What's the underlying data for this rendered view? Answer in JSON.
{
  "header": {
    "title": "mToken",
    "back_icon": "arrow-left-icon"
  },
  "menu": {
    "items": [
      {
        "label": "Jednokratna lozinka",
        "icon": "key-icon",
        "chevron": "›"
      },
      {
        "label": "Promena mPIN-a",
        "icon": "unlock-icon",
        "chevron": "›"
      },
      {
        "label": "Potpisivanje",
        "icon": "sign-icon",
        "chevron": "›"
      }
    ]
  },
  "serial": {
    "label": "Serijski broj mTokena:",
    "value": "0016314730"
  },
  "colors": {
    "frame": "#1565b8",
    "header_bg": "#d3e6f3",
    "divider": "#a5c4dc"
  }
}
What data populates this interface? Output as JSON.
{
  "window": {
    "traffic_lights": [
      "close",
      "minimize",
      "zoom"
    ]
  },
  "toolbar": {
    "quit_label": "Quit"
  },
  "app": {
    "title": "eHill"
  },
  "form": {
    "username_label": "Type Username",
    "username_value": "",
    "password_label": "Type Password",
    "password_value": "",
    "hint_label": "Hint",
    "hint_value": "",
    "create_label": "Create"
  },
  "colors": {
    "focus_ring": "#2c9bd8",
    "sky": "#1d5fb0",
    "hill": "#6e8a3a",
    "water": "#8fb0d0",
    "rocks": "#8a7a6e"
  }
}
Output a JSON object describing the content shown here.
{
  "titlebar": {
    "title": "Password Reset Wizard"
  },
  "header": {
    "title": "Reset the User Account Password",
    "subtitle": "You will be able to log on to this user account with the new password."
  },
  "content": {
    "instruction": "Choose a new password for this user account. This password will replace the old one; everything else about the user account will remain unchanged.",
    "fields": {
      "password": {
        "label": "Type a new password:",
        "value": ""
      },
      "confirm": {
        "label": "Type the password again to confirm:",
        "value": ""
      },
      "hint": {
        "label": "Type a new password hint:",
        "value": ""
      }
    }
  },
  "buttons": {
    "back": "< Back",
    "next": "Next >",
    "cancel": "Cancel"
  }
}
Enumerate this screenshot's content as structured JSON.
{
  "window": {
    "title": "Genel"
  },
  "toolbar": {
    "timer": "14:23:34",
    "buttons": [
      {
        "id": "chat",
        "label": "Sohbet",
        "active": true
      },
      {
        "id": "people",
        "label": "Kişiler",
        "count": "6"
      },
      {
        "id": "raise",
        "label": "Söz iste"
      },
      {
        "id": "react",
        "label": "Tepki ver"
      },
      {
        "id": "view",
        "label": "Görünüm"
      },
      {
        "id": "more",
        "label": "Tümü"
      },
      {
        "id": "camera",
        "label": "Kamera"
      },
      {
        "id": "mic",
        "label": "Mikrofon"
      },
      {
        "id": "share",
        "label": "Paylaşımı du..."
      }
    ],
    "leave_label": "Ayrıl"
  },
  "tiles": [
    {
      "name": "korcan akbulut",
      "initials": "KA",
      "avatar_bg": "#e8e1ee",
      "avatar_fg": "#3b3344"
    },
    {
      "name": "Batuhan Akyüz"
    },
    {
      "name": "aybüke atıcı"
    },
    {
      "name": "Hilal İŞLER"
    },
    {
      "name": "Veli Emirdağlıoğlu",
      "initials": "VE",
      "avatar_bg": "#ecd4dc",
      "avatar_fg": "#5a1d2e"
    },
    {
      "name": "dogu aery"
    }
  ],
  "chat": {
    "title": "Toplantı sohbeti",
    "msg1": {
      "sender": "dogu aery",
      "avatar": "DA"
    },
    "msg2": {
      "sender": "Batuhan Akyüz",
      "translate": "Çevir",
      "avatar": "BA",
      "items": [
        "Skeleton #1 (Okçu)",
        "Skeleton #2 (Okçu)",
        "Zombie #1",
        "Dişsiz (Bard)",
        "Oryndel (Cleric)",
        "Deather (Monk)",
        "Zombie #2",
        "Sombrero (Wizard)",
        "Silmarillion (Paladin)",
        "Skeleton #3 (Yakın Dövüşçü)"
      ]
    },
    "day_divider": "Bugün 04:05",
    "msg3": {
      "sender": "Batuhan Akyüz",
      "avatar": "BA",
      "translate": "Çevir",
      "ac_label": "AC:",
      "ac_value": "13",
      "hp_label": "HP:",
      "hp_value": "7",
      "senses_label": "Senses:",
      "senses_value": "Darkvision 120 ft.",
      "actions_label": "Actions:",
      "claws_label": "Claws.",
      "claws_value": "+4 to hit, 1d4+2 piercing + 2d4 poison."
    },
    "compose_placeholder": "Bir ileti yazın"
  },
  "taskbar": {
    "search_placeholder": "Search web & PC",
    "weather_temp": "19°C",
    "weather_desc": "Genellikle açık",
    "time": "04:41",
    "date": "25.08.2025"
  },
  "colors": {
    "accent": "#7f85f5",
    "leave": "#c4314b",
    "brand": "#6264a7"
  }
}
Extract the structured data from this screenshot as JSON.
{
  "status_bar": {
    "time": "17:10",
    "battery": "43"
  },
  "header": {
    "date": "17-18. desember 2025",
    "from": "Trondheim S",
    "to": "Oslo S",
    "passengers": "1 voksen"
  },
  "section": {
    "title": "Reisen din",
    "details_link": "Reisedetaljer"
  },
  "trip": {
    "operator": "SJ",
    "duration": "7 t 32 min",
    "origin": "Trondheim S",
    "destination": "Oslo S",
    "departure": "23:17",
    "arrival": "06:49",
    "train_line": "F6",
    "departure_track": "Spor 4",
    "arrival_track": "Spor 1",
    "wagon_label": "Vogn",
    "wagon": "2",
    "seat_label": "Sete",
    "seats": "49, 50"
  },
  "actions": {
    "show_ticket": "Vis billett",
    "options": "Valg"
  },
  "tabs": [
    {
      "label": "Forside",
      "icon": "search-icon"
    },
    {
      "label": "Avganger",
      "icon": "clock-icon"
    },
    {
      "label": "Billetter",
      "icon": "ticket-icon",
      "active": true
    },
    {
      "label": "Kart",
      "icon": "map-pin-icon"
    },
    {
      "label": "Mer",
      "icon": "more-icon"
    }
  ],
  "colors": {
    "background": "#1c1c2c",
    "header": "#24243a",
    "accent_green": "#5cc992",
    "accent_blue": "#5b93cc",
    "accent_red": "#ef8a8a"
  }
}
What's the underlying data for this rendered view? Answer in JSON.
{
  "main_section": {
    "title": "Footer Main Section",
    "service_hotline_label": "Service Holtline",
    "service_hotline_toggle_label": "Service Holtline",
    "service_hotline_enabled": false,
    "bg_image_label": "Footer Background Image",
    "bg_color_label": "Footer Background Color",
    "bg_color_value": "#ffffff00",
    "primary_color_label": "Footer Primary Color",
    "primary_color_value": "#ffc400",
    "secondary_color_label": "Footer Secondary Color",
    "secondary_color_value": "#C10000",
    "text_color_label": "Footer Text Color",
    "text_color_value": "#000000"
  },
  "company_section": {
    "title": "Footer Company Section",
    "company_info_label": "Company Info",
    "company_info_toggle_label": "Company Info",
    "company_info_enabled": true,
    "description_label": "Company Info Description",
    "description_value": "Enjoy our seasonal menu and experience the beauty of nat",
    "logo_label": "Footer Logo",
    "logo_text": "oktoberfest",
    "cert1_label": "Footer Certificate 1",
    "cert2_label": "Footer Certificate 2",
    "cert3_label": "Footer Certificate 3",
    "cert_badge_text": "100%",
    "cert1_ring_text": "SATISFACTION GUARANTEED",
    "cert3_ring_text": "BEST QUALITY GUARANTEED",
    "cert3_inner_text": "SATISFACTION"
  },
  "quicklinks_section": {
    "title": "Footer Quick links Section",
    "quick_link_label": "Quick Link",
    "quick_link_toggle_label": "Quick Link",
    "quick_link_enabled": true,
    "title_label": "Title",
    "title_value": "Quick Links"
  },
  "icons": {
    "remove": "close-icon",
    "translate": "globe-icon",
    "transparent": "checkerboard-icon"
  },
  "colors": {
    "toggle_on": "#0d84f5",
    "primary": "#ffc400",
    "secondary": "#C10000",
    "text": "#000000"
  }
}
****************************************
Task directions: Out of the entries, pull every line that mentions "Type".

Exercise answer:
    "username_label": "Type Username",
    "password_label": "Type Password",
        "label": "Type a new password:",
        "label": "Type the password again to confirm:",
        "label": "Type a new password hint:",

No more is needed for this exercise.